Print out all of the records exactly; no picture belongs in the result.

>>>

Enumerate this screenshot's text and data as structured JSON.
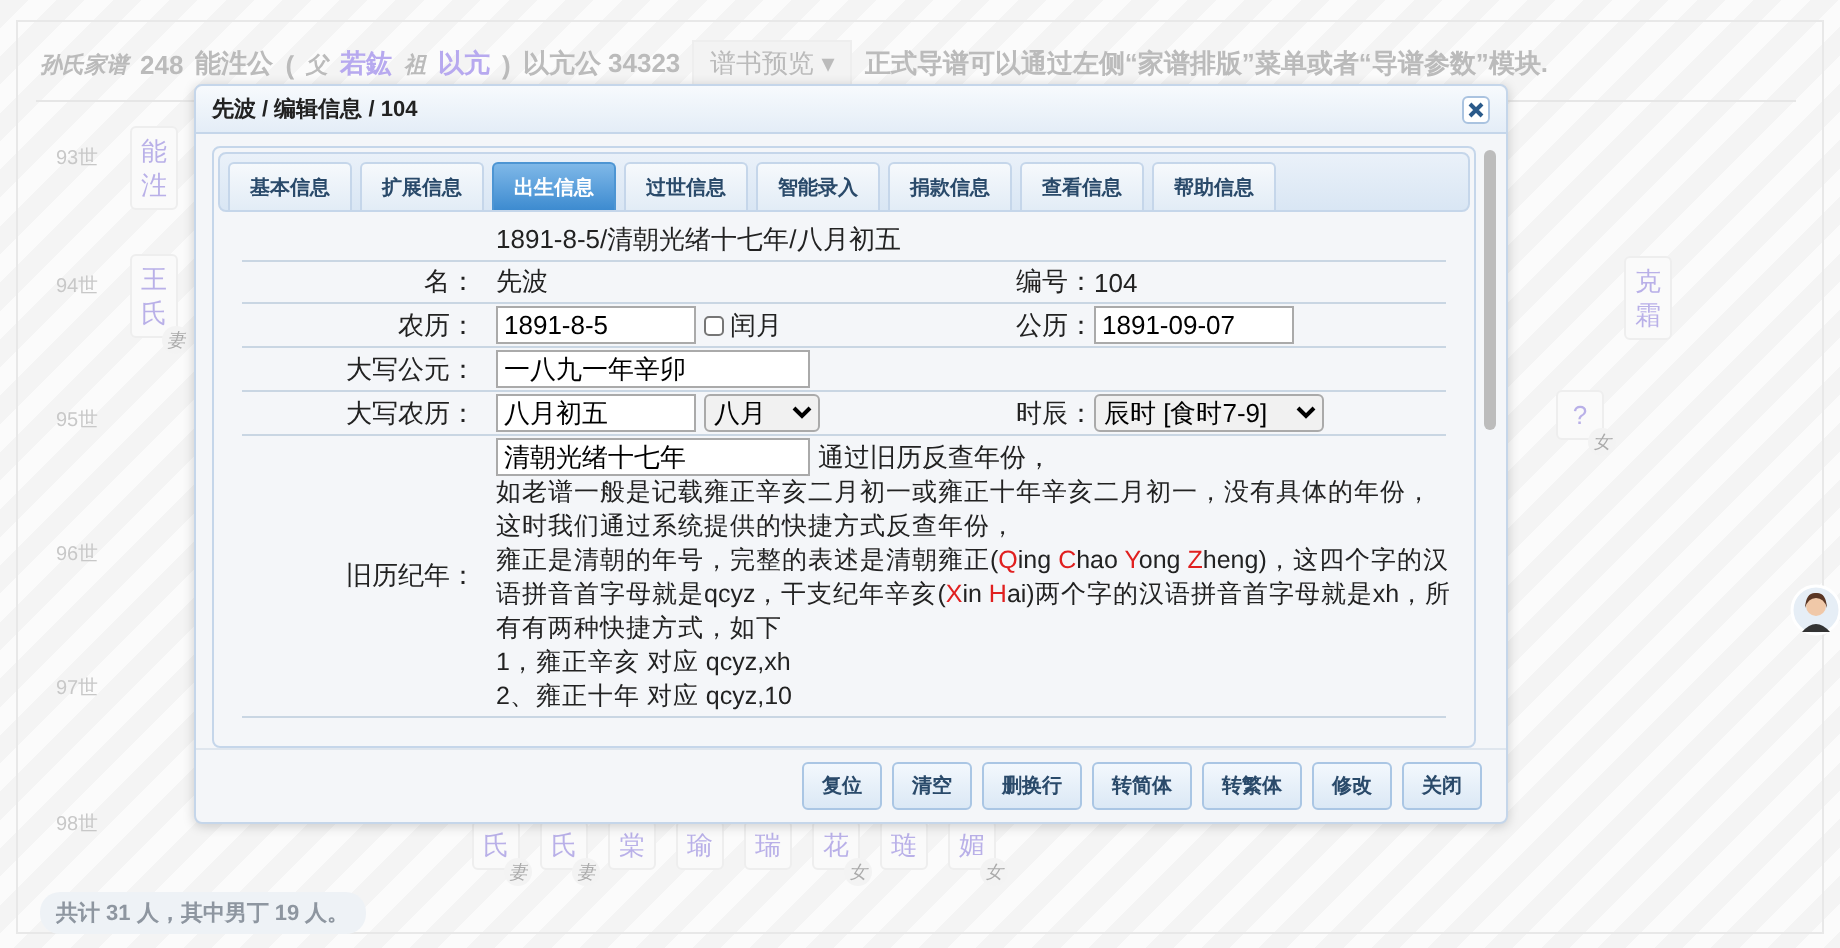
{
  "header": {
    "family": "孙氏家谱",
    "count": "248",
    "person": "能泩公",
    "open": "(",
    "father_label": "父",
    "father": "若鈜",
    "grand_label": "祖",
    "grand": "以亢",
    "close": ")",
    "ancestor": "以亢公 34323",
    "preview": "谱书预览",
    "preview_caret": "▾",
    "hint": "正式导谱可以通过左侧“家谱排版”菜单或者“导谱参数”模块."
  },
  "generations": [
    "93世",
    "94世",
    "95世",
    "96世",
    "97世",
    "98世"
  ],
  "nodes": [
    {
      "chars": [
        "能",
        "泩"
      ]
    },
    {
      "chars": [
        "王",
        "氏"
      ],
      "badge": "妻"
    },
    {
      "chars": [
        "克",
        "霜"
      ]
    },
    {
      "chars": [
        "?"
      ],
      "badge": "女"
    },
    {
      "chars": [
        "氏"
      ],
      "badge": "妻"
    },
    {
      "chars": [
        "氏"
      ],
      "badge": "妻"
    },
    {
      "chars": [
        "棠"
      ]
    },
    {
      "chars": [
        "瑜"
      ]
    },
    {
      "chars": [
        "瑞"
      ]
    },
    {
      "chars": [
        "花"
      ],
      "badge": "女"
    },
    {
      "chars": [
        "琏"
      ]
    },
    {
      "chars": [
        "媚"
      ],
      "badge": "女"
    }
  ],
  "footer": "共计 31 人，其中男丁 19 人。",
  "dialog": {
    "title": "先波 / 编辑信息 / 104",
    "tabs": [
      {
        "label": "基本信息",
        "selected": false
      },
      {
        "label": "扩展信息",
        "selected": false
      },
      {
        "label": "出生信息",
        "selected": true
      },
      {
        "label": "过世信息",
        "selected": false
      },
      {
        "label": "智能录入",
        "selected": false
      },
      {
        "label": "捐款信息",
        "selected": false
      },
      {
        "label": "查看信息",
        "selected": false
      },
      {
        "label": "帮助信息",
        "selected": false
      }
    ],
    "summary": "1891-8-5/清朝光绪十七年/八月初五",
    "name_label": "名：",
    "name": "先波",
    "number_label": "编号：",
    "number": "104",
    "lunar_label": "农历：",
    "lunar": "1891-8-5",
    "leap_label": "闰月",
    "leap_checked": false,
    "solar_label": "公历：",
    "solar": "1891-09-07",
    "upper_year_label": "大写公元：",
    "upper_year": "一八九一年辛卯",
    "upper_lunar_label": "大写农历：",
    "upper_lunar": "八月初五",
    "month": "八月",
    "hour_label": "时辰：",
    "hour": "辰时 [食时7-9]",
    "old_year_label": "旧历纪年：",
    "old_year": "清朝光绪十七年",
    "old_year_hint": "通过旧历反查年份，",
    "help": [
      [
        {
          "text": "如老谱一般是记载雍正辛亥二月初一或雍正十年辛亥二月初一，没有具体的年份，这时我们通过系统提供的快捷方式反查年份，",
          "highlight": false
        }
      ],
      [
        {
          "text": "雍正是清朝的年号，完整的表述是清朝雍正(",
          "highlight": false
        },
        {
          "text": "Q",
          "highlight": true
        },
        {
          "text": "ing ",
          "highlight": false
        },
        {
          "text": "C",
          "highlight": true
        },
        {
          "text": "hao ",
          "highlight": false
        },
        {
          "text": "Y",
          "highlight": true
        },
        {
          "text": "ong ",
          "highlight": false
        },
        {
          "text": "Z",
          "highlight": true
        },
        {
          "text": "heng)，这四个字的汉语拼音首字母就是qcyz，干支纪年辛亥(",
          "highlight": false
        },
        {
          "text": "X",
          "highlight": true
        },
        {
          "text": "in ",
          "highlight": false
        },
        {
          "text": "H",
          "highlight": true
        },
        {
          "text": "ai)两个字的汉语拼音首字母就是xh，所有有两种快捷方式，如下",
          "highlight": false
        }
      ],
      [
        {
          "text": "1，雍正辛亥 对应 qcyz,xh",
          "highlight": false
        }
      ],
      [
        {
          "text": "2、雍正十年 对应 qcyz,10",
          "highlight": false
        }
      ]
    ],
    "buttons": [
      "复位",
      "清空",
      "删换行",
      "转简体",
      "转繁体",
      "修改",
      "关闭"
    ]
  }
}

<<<

Reply:
Enumerate this screenshot's text and data as structured JSON.
{
  "header": {
    "family": "孙氏家谱",
    "count": "248",
    "person": "能泩公",
    "open": "(",
    "father_label": "父",
    "father": "若鈜",
    "grand_label": "祖",
    "grand": "以亢",
    "close": ")",
    "ancestor": "以亢公 34323",
    "preview": "谱书预览",
    "preview_caret": "▾",
    "hint": "正式导谱可以通过左侧“家谱排版”菜单或者“导谱参数”模块."
  },
  "generations": [
    "93世",
    "94世",
    "95世",
    "96世",
    "97世",
    "98世"
  ],
  "nodes": [
    {
      "chars": [
        "能",
        "泩"
      ]
    },
    {
      "chars": [
        "王",
        "氏"
      ],
      "badge": "妻"
    },
    {
      "chars": [
        "克",
        "霜"
      ]
    },
    {
      "chars": [
        "?"
      ],
      "badge": "女"
    },
    {
      "chars": [
        "氏"
      ],
      "badge": "妻"
    },
    {
      "chars": [
        "氏"
      ],
      "badge": "妻"
    },
    {
      "chars": [
        "棠"
      ]
    },
    {
      "chars": [
        "瑜"
      ]
    },
    {
      "chars": [
        "瑞"
      ]
    },
    {
      "chars": [
        "花"
      ],
      "badge": "女"
    },
    {
      "chars": [
        "琏"
      ]
    },
    {
      "chars": [
        "媚"
      ],
      "badge": "女"
    }
  ],
  "footer": "共计 31 人，其中男丁 19 人。",
  "dialog": {
    "title": "先波 / 编辑信息 / 104",
    "tabs": [
      {
        "label": "基本信息",
        "selected": false
      },
      {
        "label": "扩展信息",
        "selected": false
      },
      {
        "label": "出生信息",
        "selected": true
      },
      {
        "label": "过世信息",
        "selected": false
      },
      {
        "label": "智能录入",
        "selected": false
      },
      {
        "label": "捐款信息",
        "selected": false
      },
      {
        "label": "查看信息",
        "selected": false
      },
      {
        "label": "帮助信息",
        "selected": false
      }
    ],
    "summary": "1891-8-5/清朝光绪十七年/八月初五",
    "name_label": "名：",
    "name": "先波",
    "number_label": "编号：",
    "number": "104",
    "lunar_label": "农历：",
    "lunar": "1891-8-5",
    "leap_label": "闰月",
    "leap_checked": false,
    "solar_label": "公历：",
    "solar": "1891-09-07",
    "upper_year_label": "大写公元：",
    "upper_year": "一八九一年辛卯",
    "upper_lunar_label": "大写农历：",
    "upper_lunar": "八月初五",
    "month": "八月",
    "hour_label": "时辰：",
    "hour": "辰时 [食时7-9]",
    "old_year_label": "旧历纪年：",
    "old_year": "清朝光绪十七年",
    "old_year_hint": "通过旧历反查年份，",
    "help": [
      [
        {
          "text": "如老谱一般是记载雍正辛亥二月初一或雍正十年辛亥二月初一，没有具体的年份，这时我们通过系统提供的快捷方式反查年份，",
          "highlight": false
        }
      ],
      [
        {
          "text": "雍正是清朝的年号，完整的表述是清朝雍正(",
          "highlight": false
        },
        {
          "text": "Q",
          "highlight": true
        },
        {
          "text": "ing ",
          "highlight": false
        },
        {
          "text": "C",
          "highlight": true
        },
        {
          "text": "hao ",
          "highlight": false
        },
        {
          "text": "Y",
          "highlight": true
        },
        {
          "text": "ong ",
          "highlight": false
        },
        {
          "text": "Z",
          "highlight": true
        },
        {
          "text": "heng)，这四个字的汉语拼音首字母就是qcyz，干支纪年辛亥(",
          "highlight": false
        },
        {
          "text": "X",
          "highlight": true
        },
        {
          "text": "in ",
          "highlight": false
        },
        {
          "text": "H",
          "highlight": true
        },
        {
          "text": "ai)两个字的汉语拼音首字母就是xh，所有有两种快捷方式，如下",
          "highlight": false
        }
      ],
      [
        {
          "text": "1，雍正辛亥 对应 qcyz,xh",
          "highlight": false
        }
      ],
      [
        {
          "text": "2、雍正十年 对应 qcyz,10",
          "highlight": false
        }
      ]
    ],
    "buttons": [
      "复位",
      "清空",
      "删换行",
      "转简体",
      "转繁体",
      "修改",
      "关闭"
    ]
  }
}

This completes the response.